[Problem details]: Write out every line below that includes the word "right".
Recorded data below:
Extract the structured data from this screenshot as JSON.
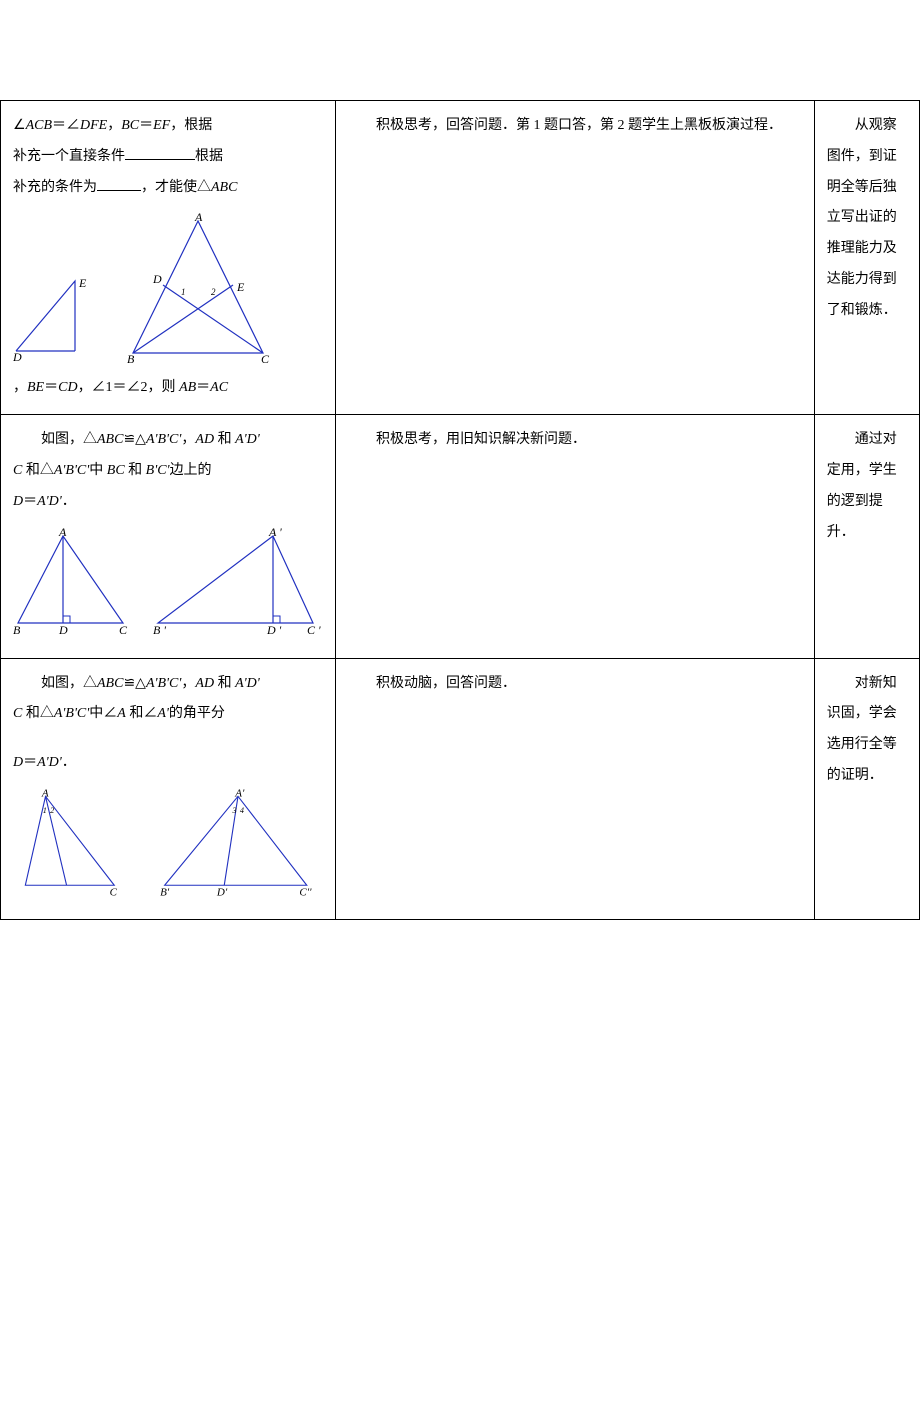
{
  "row1": {
    "line1_a": "∠",
    "line1_b": "ACB",
    "line1_c": "＝∠",
    "line1_d": "DFE",
    "line1_e": "，",
    "line1_f": "BC",
    "line1_g": "＝",
    "line1_h": "EF",
    "line1_i": "，根据",
    "line2_a": "补充一个直接条件",
    "line2_b": "根据",
    "line3_a": "补充的条件为",
    "line3_b": "，才能使△",
    "line3_c": "ABC",
    "line4_a": "，",
    "line4_b": "BE",
    "line4_c": "＝",
    "line4_d": "CD",
    "line4_e": "，∠1＝∠2，则 ",
    "line4_f": "AB",
    "line4_g": "＝",
    "line4_h": "AC",
    "mid": "积极思考，回答问题．第 1 题口答，第 2 题学生上黑板板演过程．",
    "right": "从观察图件，到证明全等后独立写出证的推理能力及达能力得到了和锻炼．"
  },
  "row2": {
    "l1a": "如图，△",
    "l1b": "ABC",
    "l1c": "≌△",
    "l1d": "A'B'C'",
    "l1e": "，",
    "l1f": "AD",
    "l1g": " 和 ",
    "l1h": "A'D'",
    "l2a": "C",
    "l2b": " 和△",
    "l2c": "A'B'C'",
    "l2d": "中 ",
    "l2e": "BC",
    "l2f": " 和 ",
    "l2g": "B'C'",
    "l2h": "边上的",
    "l3a": "D",
    "l3b": "＝",
    "l3c": "A'D'",
    "l3d": "．",
    "mid": "积极思考，用旧知识解决新问题．",
    "right": "通过对定用，学生的逻到提升．"
  },
  "row3": {
    "l1a": "如图，△",
    "l1b": "ABC",
    "l1c": "≌△",
    "l1d": "A'B'C'",
    "l1e": "，",
    "l1f": "AD",
    "l1g": " 和 ",
    "l1h": "A'D'",
    "l2a": "C",
    "l2b": " 和△",
    "l2c": "A'B'C'",
    "l2d": "中∠",
    "l2e": "A",
    "l2f": " 和∠",
    "l2g": "A'",
    "l2h": "的角平分",
    "l3a": "D",
    "l3b": "＝",
    "l3c": "A'D'",
    "l3d": "．",
    "mid": "积极动脑，回答问题．",
    "right": "对新知识固，学会选用行全等的证明．"
  }
}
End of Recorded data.
[Response to this task]:
    "right": "从观察图件，到证明全等后独立写出证的推理能力及达能力得到了和锻炼．"
    "right": "通过对定用，学生的逻到提升．"
    "right": "对新知识固，学会选用行全等的证明．"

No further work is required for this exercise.